The rationale underpinning the CPUC's current gas line extension rules is that adding new customers on the system leads to economies of scale by expanding the pool of customers contributing to the fixed costs of the system. By lowering the costs associated with taking on gas service, gas allowances promote expansion of the gas system. But as California moves towards a lower carbon future, continued expansion of the gas system increases the risk of stranded assets. These costs will be borne by fewer gas customers over time as many leave the gas system by going all-electric. Low-income customers who lack the financial resources needed to switch to electric appliances, which often have higher upfront costs than analogous gas appliances, are likely to be the last ones on the gas system, and will be left to shoulder the costs of stranded assets.
While there remains a continued need to invest in the gas system to ensure safe and reliable operation, it is clear that we must significantly reduce dependence on gas in order to meet climate goals.

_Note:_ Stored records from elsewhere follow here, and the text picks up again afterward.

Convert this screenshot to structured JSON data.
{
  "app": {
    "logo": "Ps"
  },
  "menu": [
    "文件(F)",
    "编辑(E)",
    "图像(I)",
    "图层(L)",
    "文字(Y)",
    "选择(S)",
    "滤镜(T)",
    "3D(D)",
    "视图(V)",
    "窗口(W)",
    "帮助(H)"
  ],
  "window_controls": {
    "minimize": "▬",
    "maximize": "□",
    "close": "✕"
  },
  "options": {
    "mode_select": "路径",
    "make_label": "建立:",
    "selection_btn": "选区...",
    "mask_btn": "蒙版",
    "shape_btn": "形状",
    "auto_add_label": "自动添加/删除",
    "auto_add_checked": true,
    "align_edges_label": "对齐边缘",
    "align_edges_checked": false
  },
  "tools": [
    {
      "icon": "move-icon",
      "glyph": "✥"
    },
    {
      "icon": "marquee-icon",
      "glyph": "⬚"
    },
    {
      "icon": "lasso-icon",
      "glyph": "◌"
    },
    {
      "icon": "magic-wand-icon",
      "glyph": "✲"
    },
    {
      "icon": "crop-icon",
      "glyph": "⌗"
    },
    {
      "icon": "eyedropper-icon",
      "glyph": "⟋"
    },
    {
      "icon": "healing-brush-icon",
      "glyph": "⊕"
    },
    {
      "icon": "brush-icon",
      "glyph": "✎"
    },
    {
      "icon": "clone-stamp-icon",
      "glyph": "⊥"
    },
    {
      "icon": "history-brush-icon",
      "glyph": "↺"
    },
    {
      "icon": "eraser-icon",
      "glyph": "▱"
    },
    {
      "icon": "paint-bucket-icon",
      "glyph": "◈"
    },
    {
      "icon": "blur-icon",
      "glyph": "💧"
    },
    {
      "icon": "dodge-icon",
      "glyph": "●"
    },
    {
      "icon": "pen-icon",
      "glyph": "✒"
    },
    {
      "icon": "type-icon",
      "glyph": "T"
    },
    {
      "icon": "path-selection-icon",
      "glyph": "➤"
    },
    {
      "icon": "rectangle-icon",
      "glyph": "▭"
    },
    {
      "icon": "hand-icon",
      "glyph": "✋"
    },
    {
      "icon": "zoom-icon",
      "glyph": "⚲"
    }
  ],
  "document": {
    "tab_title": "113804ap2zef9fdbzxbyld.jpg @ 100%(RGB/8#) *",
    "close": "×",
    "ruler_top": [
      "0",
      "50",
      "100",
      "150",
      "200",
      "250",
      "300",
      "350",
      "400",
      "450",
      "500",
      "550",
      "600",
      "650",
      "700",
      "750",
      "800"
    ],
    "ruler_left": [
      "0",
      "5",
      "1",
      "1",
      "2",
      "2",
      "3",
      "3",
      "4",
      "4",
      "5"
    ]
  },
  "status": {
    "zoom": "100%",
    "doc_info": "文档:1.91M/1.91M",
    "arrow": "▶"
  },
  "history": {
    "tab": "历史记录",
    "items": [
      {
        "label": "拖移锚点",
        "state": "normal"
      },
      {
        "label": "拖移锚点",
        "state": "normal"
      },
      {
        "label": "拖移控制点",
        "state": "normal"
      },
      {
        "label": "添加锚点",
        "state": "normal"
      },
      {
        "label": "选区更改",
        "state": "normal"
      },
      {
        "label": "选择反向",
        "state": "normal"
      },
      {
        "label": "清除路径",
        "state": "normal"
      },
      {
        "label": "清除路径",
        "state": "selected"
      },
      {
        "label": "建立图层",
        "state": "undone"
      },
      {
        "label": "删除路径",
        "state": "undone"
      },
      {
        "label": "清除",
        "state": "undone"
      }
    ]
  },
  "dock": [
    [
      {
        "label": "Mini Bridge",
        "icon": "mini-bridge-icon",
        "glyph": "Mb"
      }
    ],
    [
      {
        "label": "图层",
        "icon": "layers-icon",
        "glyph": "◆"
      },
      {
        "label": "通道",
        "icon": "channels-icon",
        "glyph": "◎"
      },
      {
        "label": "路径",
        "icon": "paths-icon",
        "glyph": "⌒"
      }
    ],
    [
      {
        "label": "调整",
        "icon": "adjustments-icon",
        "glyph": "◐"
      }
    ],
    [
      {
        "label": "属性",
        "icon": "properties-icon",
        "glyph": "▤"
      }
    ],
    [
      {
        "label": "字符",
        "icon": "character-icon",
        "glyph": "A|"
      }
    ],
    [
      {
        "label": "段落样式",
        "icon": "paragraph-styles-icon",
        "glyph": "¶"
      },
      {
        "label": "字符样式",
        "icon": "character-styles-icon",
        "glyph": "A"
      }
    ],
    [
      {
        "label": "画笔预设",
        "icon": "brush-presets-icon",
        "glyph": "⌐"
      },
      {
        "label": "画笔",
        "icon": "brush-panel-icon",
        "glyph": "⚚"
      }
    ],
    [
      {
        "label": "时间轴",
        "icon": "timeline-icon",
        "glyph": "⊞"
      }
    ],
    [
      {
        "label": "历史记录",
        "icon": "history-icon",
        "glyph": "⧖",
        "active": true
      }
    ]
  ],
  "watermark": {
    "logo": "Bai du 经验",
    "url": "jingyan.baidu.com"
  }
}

Perpetuating incentives for expansion of the gas system also risks sending mixed policy signals, particularly given the many efforts that state agencies are undertaking to reduce reliance on natural gas. The existing framework for the calculation of gas allowances assumes that every new customer will remain on the gas system in perpetuity. That is no longer realistic or desirable as we move towards the goal of a net zero carbon economy by 2045.
With the underlying assumptions behind gas allowances no longer holding true, the CPUC has embarked on an effort to revisit the existing framework for gas line extension allowances. In fall 2021, the CPUC issued a staff proposal recommending elimination of these allowances, and associated discounts and refunds.
Other states, such as Washington and Colorado, are also revisiting their gas line extension allowance policies. New York's governor recently proposed ending all new gas hookups in the state beginning in 2027. In response to the CPUC's staff proposal, all of the major gas utilities indicated support for ending the gas line extension policy, at least for residential customers. A range of stakeholders, including environmental groups, consumer advocates, and community choice aggregators, supported the proposal in its entirety.
Stakeholders supporting the proposal said it would advance California's decarbonization goals and mitigate affordability challenges for low-income gas customers by reducing the risk of stranded assets; some argued for continuing the allowances, at least for non-residential customers who utilize hydrogen or renewable gas. We are carefully considering all comments and evaluating key issues, such as the potential impacts of eliminating gas allowances on low-income customers and on the costs of new housing, including affordable housing. We expect to make a decision by this fall. Members of the public can comment on the issue.